What does the future of the science hold? What more is there to learn?
So much more! I am really interested in developing these machine learning methods to identify mental states during meditation. It’s really the wave of the future. One of the cool things that it can do is that it can get a count of how much somebody paid attention to their breath. We really don’t have that at this point in time. Using brain data, we can begin to quantify these processes. I want to bring these methods to many kinds of meditation, and eventually use them to study loving-kindness and compassion meditation again.
I want to work on creating better brain-based measures of meditation that are specifically tailored to different types of meditation. A lot of the tasks that we use come from literature that already exists. But meditation is a very interesting, dynamic process. So we also need to design experiments to optimize measuring meditation differently, since there are so many types of meditation practice. If I had unlimited resources I would try to develop really good tasks to measure each type of mediation skill that people practice and learn. Then we would be able to determine which skills contribute to decreasing anxiety and depression, building relationships, and promoting compassionate behaviors. Also, there is the need to improve measures of the psychological and the behavioral effects of meditation. I think it’s all about measurement development. That will be a core of what I do.
Is there anything I haven’t asked you (related to your work) that you would like to share?
I’m also trained as a clinical psychologist and I’ve been a therapist for four years during my graduate training. I had to individualize therapy for each person, and different approaches worked for different people. For example, someone chose cognitive behavioral approaches (changing thoughts to change feelings) over mindfulness-based approaches to help with his anxiety. I would suggest that people should experiment. People need to look within themselves to understand what they enjoy and what seems to work with them. There seems to be a cultural thing that people assume that meditation will work for them or “should” work for them. I think people should try and take a class and then later reflect whether they will actually integrate that into their lives.
I think mindfulness and compassion skills have more of an effect if you do them consistently. The act of meditating is not for everyone. There could be a different way to access compassion or become present and centered. I would encourage people to reflect what helps them settle down, connect to themselves and others. It could be through a myriad of things, music, exercise, or having deep conversations. I do believe mindfulness and compassion can help all of those processes because it trains qualities of attention that should help in everything we do. It’s fine if meditation isn’t what helps someone best. I really encourage people to understand their own minds and processes.

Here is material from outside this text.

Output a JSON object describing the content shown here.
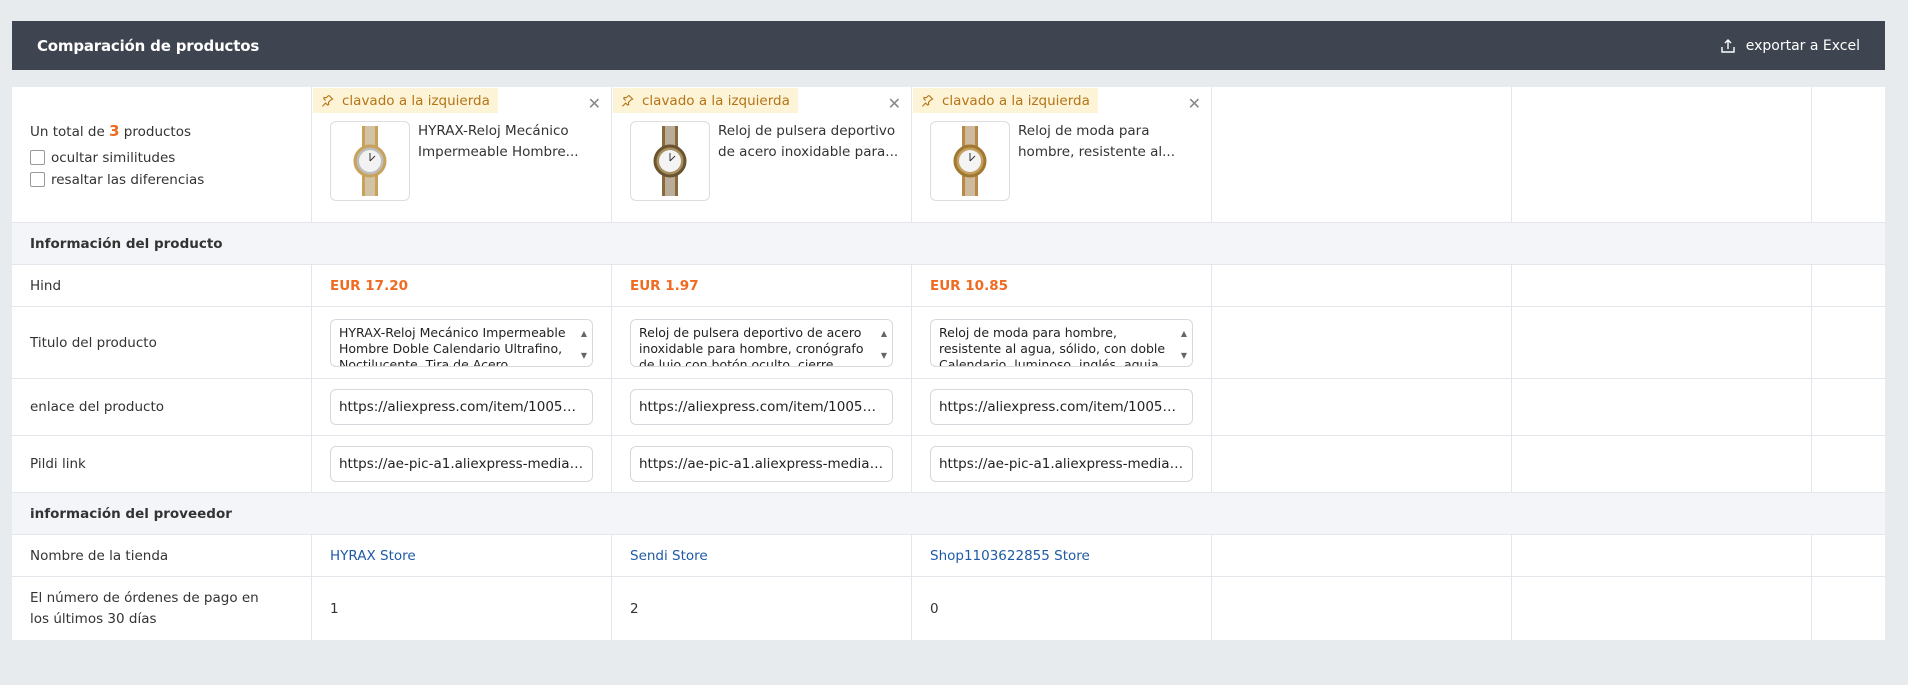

“The act of meditating is not for everyone. There could be a different way to access compassion or become present and centered. I would encourage people to reflect what helps them settle down, connect to themselves and others.”